**Input data:**
──────────
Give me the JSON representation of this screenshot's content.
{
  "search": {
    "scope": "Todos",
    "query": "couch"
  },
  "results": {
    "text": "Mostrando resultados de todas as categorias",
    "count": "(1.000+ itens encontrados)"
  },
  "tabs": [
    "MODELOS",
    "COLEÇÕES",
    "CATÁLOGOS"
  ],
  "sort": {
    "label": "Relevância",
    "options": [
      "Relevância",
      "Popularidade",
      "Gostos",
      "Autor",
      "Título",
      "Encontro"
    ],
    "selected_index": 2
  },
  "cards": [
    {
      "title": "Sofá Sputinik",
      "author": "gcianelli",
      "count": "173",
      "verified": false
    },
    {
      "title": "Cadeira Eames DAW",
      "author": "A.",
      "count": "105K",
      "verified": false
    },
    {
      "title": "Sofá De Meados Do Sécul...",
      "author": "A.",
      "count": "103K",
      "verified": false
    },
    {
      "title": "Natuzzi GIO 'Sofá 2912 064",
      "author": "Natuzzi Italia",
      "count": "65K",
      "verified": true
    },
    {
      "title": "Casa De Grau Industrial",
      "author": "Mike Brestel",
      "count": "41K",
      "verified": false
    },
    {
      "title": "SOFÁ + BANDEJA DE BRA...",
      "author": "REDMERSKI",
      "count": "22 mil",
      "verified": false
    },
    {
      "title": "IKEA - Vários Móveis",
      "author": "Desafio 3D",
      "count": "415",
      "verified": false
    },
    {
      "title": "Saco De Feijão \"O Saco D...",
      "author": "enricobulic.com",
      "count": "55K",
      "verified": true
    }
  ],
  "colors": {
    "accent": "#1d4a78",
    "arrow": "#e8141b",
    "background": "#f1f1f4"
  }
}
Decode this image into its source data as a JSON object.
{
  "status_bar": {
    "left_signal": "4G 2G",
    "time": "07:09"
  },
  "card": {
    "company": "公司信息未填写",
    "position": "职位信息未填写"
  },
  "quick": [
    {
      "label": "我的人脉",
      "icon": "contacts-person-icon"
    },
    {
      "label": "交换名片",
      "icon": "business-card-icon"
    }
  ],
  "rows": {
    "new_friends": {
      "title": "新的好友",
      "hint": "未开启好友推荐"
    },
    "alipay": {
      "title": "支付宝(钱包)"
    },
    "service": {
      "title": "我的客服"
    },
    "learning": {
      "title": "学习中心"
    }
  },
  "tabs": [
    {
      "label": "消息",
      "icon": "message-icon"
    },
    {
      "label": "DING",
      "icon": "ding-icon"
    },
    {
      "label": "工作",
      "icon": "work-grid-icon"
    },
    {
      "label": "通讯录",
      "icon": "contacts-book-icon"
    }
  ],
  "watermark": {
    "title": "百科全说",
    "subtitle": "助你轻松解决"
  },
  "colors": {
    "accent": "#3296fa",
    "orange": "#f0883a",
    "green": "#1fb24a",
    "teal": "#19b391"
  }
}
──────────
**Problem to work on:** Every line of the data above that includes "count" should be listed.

**Response:**
    "count": "(1.000+ itens encontrados)"
      "count": "173",
      "count": "105K",
      "count": "103K",
      "count": "65K",
      "count": "41K",
      "count": "22 mil",
      "count": "415",
      "count": "55K",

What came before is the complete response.